Preface to the NASA Global Tropospheric Experiment Transport and Chemical Evolution Over the Pacific (TRACE-P): Measurements and analysis

Authors


[1] This special issue reports results from NASA's Transport and Chemical Evolution Over the Pacific (TRACE-P) field campaign, the 15th study to be carried out in the Global Tropospheric Experiment (GTE) program series. Owing to the large number of papers, this special section has been divided into two components and has been printed in consecutive journal issues. Reginald Newell, a member of the TRACE-P science team, passed away on 29 December 2002, slightly over a year and a half after the completion of this campaign. It is through the papers of this issue that the TRACE-P science team and NASA's project management staff recognize and honor Reg's immense contributions to the GTE science program and to atmospheric sciences, more generally.

[2] TRACE-P, like four of its predecessor programs, was focused on atmospheric chemistry over the Pacific Ocean. The commitment by GTE to study this expansive ocean was, in no short measure, due to the skillful and persistent scientific lobbying of Reginald Newell. Even well before this (e.g., 1981), Reg, along with four other members of a newly formed NASA tropospheric chemistry committee, was busy at work defining the foundation of GTE. He and the rest of the committee convinced the earth sciences component of this organization that the future of atmospheric chemistry was in global field sampling campaigns. This they proposed to do using versatile airborne sampling platforms. It was further proposed that these aircraft needed to be equipped with the latest in sensor technology, encompassing both high-sensitivity as well as fast-response-time instruments. Thus GTE was launched. As many in our community know, this program has achieved some of the greatest advances in atmospheric chemistry over the past 30 years.

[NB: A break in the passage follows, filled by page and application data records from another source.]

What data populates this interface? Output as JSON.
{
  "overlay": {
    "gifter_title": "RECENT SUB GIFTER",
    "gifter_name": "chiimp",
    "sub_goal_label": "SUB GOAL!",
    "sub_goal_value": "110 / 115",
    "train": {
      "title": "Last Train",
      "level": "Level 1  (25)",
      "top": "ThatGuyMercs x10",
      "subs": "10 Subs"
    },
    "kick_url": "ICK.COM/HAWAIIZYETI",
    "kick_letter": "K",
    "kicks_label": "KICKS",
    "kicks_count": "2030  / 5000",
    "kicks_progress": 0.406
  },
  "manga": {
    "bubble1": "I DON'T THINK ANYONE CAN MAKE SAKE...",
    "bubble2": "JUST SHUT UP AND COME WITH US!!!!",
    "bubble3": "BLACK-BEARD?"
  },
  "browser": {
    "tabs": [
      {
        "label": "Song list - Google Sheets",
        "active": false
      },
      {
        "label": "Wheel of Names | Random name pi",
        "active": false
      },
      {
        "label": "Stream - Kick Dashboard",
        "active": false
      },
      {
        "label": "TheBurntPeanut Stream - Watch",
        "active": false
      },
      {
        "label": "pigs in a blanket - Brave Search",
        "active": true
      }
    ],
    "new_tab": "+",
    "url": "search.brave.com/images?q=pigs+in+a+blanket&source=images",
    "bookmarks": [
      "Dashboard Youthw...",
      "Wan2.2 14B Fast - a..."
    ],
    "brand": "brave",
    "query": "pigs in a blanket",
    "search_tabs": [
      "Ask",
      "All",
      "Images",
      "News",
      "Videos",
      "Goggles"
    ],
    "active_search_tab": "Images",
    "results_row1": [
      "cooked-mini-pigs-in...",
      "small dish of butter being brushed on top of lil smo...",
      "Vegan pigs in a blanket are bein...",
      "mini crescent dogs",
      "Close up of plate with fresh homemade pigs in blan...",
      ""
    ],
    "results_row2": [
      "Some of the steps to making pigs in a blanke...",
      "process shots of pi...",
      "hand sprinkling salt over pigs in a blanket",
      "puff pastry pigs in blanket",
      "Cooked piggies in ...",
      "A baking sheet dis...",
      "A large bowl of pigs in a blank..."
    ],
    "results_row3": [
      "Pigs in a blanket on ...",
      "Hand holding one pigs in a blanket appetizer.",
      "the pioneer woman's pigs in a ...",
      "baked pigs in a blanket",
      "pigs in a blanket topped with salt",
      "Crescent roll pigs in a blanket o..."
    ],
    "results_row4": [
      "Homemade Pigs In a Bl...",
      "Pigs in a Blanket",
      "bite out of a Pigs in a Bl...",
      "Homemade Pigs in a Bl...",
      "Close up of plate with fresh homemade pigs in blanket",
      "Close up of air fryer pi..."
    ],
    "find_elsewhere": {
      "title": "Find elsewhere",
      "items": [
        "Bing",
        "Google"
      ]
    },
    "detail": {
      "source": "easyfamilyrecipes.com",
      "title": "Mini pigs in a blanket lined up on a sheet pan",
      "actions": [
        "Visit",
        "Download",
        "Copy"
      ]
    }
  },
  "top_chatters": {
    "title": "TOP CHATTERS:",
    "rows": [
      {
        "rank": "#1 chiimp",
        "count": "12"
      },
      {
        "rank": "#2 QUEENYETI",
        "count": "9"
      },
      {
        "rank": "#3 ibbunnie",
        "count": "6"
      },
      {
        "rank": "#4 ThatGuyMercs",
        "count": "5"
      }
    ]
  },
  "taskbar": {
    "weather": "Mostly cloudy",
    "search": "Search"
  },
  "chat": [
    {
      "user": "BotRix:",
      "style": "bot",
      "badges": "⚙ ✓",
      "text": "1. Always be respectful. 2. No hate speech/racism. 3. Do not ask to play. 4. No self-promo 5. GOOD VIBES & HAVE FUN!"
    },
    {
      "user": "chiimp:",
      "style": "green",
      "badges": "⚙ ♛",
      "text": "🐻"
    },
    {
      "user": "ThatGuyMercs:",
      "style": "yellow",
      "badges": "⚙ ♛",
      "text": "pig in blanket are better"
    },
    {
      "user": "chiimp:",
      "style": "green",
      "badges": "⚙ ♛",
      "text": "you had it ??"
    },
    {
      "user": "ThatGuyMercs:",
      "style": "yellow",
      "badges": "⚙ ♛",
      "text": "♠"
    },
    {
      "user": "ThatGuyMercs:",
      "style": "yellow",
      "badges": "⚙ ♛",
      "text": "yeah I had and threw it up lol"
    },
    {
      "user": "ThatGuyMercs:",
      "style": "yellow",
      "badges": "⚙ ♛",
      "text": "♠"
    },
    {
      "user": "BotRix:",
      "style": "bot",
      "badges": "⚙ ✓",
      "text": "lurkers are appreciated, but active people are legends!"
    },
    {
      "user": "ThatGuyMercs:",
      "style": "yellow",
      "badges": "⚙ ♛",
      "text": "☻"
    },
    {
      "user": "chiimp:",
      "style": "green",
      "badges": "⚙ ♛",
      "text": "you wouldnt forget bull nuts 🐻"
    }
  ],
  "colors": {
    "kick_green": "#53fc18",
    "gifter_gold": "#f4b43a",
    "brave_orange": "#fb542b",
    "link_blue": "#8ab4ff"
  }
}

[3] Reg's passion for studying the Pacific was equaled only by his passion for promoting the collecting and analyzing of massive arrays of chemical and meteorological data. He enthusiastically championed the idea that the Pacific was the last major region on our planet that was still relatively untouched by humankind emissions. He believed that it was our responsibility to future generations to establish the chemical nature of this atmosphere before the dramatically growing population centers along its coastline caused irreparable harm.

[4] His encyclopedic command of meteorological information on the Pacific, especially the tropics, could frequently leave one in a state of awe. His creative juices could reach a near-boiling point as discussions shifted to the topics of stratosphere-troposphere exchange, tropospheric stalactites, transported rivers of air, and chemical layering within the troposphere.

[5] His enthusiasm for atmospheric science was truly infectious, and to interact with him in either a group setting or one-on-one was a unique experience. In the latter case the interaction would typically begin with one trying to find a room that did not have fluorescent lights. After finding the one room in the building without such lights the discussion would move forward. With the pouring forth of voluminous amounts of meteorological information, including several transparencies if an overhead projector was nearby, Reg typically left the average listener fully energized and ready to sign on for the next task.

[6] Many professors have the ability to inspire their graduate students and staff, and Reg was clearly one of these. However, with Reg, this ability was exercised with all individuals he encountered. He seemed to be especially gifted in his ability to find the positive in any situation or development. As a result, he could always find a way to encourage those with whom he interacted, whether a research scientist, a student, a secretary, or someone serving him fish-and-chips. Perhaps as important as any of the other stated qualities that Reg possessed, to many, he was just a lot of fun to be around.

[7] Reg's accomplishments as a scientist are well known and are incredibly impressive to those that are close to this science. Just as important, however, were his gifts of boundless energy and ideas, which he shared with all of us. Many of us will never be able to visit the Pacific again without thinking of Reg. He was a very positive force, and his life here should be celebrated for what it brought to us.

Ancillary